Build a better back
The primary muscles of the back include the spinal erectors, the middle trapezius, the latissimus dorsi, and the rhomboids. The spinal erectors travel the full length of the spine on both sides, connecting the vertebrae in a serpentine fashion. The triangular shaped middle trapezius branches out from the upper thoracic vertebrae and retracts the shoulder girdle. The rhomboids form an upright pyramid shape in the upper back, emanating from the upper thoracic vertebrae and attaching to the shoulder blades. And those wonderful lats originate in the lumbar and lower thoracic vertebrae, cover the ribs, and attach to upper arm.
But enough with the anatomy lesson. Let's talk about function. The spinal erectors come into play whenever you bend sideway or extend and arch the spine. The middle trapezius and the rhomboids retract the shoulder blades inward and upward respectively. And the lats pull the arms downward and backward.
In any exercise routine involving the back, it's necessary to hit all of the target areas to ensure a consistently strong and muscle-balanced back. Here's a routine you can do once or twice per week that's fundamental and comprehensive:
- Front pull-downs: The front pull-down is one of the most basic of back exercises, given that nearly every gym has a cable pull-down station. After choosing a weight that you can lift for at least five reps (but no more than 10), grip the bar wider than shoulder width, with your palms facing away from you. Arching your back while seated, pull the bar down to the mid-chest and squeeze the shoulder blades together, then slowly return to a full stretch at the starting position. Do three sets of eight to 10 reps. This is a great warm-up and strengthening exercise for your lats.
- Seated cable rows: Seated at a cable row station (see Photo 2), grip the v-bar with your elbows tucked in. Pull the bar back, squeezing the shoulder blades together, to the abdominal area. (Arch the back, but don't lean too far backward.) Then return to the start, stretching all the way forward. Do three sets of eight to 10 reps. Seated rows are great for developing the rhomboids, the middle trapezius, and the lower lats.
- Chin-ups: We know. They're really nasty. But nothing builds strength and develops thick, durable back muscles like this advanced form of the classic pull-up. With palms facing forward, grab the lateral bar with a slightly wider-than-shoulder grip. Start the movement from a dead hang and pull yourself up so that your chin passes over the bar. Think about pushing the elbows down instead of pulling yourself up. And don't swing—this isn't a Cirque du Soleil act. Lower slowly, stretching your arms fully. Do four sets of as many reps as possible with exact form. If you don't have the strength to do these on your own, start with the assisted pull-up machines found in most gyms.

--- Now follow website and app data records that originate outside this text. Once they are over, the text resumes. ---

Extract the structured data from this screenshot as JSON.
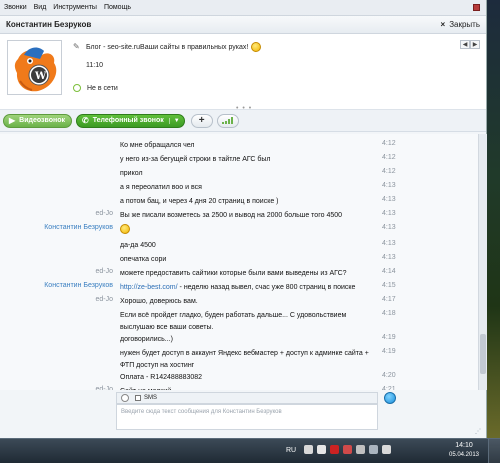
{
  "menu": {
    "items": [
      "Звонки",
      "Вид",
      "Инструменты",
      "Помощь"
    ]
  },
  "header": {
    "contact_name": "Константин Безруков",
    "close_label": "Закрыть"
  },
  "profile": {
    "mood": "Блог - seo-site.ruВаши сайты в правильных руках!",
    "local_time": "11:10",
    "status": "Не в сети"
  },
  "toolbar": {
    "video_label": "Видеозвонок",
    "call_label": "Телефонный звонок",
    "add_label": "+"
  },
  "messages": [
    {
      "sender": "",
      "text": "Ко мне обращался чел",
      "time": "4:12",
      "sender_type": "me"
    },
    {
      "sender": "",
      "text": "у него из-за бегущей строки в тайтле АГС был",
      "time": "4:12",
      "sender_type": "me"
    },
    {
      "sender": "",
      "text": "прикол",
      "time": "4:12",
      "sender_type": "me"
    },
    {
      "sender": "",
      "text": "а я переолатил воо и вся",
      "time": "4:13",
      "sender_type": "me"
    },
    {
      "sender": "",
      "text": "а потом бац, и через 4 дня 20 страниц в поиске )",
      "time": "4:13",
      "sender_type": "me"
    },
    {
      "sender": "ed-Jo",
      "text": "Вы же писали возметесь за 2500 и вывод на 2000 больше того 4500",
      "time": "4:13",
      "sender_type": "me"
    },
    {
      "sender": "Константин Безруков",
      "text": "",
      "time": "4:13",
      "sender_type": "contact",
      "smiley": true
    },
    {
      "sender": "",
      "text": "да-да 4500",
      "time": "4:13",
      "sender_type": "contact"
    },
    {
      "sender": "",
      "text": "опечатка сори",
      "time": "4:13",
      "sender_type": "contact"
    },
    {
      "sender": "ed-Jo",
      "text": "можете предоставить сайтики которые были вами выведены из АГС?",
      "time": "4:14",
      "sender_type": "me"
    },
    {
      "sender": "Константин Безруков",
      "text": "http://ze-best.com/",
      "text_rest": " - неделю назад вывел, счас уже 800 страниц в поиске",
      "time": "4:15",
      "sender_type": "contact",
      "link": true
    },
    {
      "sender": "ed-Jo",
      "text": "Хорошо, доверюсь вам.",
      "time": "4:17",
      "sender_type": "me"
    },
    {
      "sender": "",
      "text": "Если всё пройдет гладко, буден работать дальше... С удовольствием",
      "time": "4:18",
      "sender_type": "me"
    },
    {
      "sender": "",
      "text": "выслушаю все ваши советы.",
      "time": "",
      "sender_type": "me"
    },
    {
      "sender": "",
      "text": "договорились...)",
      "time": "4:19",
      "sender_type": "me"
    },
    {
      "sender": "",
      "text": "нужен будет доступ в аккаунт Яндекс вебмастер + доступ к админке сайта +",
      "time": "4:19",
      "sender_type": "contact"
    },
    {
      "sender": "",
      "text": "ФТП доступ на хостинг",
      "time": "",
      "sender_type": "contact"
    },
    {
      "sender": "",
      "text": "Оплата - R142488883082",
      "time": "4:20",
      "sender_type": "contact"
    },
    {
      "sender": "ed-Jo",
      "text": "Сайт не мелкий",
      "time": "4:21",
      "sender_type": "me"
    }
  ],
  "compose": {
    "sms_label": "SMS",
    "placeholder": "Введите сюда текст сообщения для Константин Безруков"
  },
  "taskbar": {
    "lang": "RU",
    "time": "14:10",
    "date": "05.04.2013"
  },
  "colors": {
    "contact_name": "#3a7fc1",
    "green_button": "#3b9a24",
    "status_green": "#7cbf3a"
  }
}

- Dumbbell rows: With the left knee on a bench and the left hand braced on the end of the bench, pick up the dumbbell with your right arm (see Photo 3). With that arm fully extended toward the floor, slowly pull the weight up to your side, keeping the elbow pressed against the body. Hold the weight at the top of the movement for one second, then slowly lower it. If done properly, this exercise isolates the upper lats. Do three sets of eight to 10 reps.
- Hyperextensions: For this exercise, you need a Roman chair—no, not that thing Caligula sat in to orchestrate orgies, that piece of equipment at the gym. A Roman chair slants at a 45-degree angle and has a foot platform at the bottom. Bracing yourself on the padding, face downward with your arms crossed at the chest. Then lower your torso from the hips, bending to a 90-degree angle, and extend slowly back to the starting point. With this exercise, you concentrate on the spinal erectors. Do three sets of eight extensions.
Joseph Carman is a contributing editor for >Dance Magazine who writes for the New York Times and the Advocate, as well as other publications. A former professional dancer, he is now a bodybuilder and the author of Round About the Ballet (Limelight Editions, 2004).